Write only the number of lines in the records beneath that hold "label".

═════ Data excerpts

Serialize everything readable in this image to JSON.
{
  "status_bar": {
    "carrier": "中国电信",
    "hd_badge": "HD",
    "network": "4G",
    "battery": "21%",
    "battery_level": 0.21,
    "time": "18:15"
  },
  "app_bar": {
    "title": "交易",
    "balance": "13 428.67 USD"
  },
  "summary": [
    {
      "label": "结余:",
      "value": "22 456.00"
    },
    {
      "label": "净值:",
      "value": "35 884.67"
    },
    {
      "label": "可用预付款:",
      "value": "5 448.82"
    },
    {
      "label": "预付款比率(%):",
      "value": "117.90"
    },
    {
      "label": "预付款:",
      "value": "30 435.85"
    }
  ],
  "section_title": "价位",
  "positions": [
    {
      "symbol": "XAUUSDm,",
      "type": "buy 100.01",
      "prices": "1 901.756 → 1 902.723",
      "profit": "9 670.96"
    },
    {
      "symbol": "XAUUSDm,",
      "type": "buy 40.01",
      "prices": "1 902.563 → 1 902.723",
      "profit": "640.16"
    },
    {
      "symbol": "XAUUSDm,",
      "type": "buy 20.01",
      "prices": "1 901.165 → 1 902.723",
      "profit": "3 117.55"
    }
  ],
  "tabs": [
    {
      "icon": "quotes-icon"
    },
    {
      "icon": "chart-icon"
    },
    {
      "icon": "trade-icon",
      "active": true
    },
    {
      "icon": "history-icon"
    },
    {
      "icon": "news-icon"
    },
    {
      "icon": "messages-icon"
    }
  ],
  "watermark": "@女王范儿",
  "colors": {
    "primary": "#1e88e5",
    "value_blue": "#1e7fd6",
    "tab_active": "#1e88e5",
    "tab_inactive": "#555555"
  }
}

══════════

The completed task
5